  31. Daily Prompt: I Was Here | Irregular Ventilator
  32. Daily Prompt: Don’t Land! | One Starving Activist
  33. To the Future Kings and Queens….. | Cornelison
  34. Daily Prompt: I Was Here | amateurxpress
  35. I Was Here | humblegenealogy
  36. Found & Lost | Charron’s Chatter
  37. Daily Prompt: I Was Here | Of Glass & Paper
  38. So What? (Daily Prompt: “I Was Here”) | I’m a Writer, Yes I Am
  39. Have your written your good-bye letter? | Parents Are People Too
  40. When the air fogged up | Le Drake Noir
  41. Mindful Practice | Broken Light: A Photography Collective
  42. Where you are calling from | tjbarkerseattle

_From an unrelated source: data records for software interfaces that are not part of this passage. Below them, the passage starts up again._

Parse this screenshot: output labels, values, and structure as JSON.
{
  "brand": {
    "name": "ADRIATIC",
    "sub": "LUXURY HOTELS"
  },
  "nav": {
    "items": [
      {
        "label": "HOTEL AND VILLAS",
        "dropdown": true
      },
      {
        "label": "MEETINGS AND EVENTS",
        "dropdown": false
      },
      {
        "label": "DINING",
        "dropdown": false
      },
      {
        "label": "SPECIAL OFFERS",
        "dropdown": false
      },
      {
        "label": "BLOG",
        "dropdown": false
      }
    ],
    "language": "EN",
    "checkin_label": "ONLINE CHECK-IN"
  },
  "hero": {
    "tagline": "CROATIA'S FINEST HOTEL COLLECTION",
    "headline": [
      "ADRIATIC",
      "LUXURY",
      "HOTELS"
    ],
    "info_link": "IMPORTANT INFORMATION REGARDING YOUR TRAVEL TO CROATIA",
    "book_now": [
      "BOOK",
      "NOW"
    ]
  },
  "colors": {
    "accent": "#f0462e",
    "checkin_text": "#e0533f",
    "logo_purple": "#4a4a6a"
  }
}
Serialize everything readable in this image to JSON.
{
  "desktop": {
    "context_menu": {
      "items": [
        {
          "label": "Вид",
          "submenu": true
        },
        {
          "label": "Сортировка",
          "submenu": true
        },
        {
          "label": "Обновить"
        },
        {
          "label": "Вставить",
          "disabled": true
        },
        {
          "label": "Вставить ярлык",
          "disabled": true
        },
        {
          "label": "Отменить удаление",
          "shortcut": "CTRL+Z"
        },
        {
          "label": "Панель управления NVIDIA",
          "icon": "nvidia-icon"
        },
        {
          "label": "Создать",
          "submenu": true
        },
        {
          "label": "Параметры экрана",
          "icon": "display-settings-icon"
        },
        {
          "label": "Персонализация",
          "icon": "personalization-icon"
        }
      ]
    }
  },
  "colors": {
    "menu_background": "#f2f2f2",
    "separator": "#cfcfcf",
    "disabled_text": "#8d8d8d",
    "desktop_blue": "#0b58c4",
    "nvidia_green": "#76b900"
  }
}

Filed under Daily Prompt, Essays, Short Stories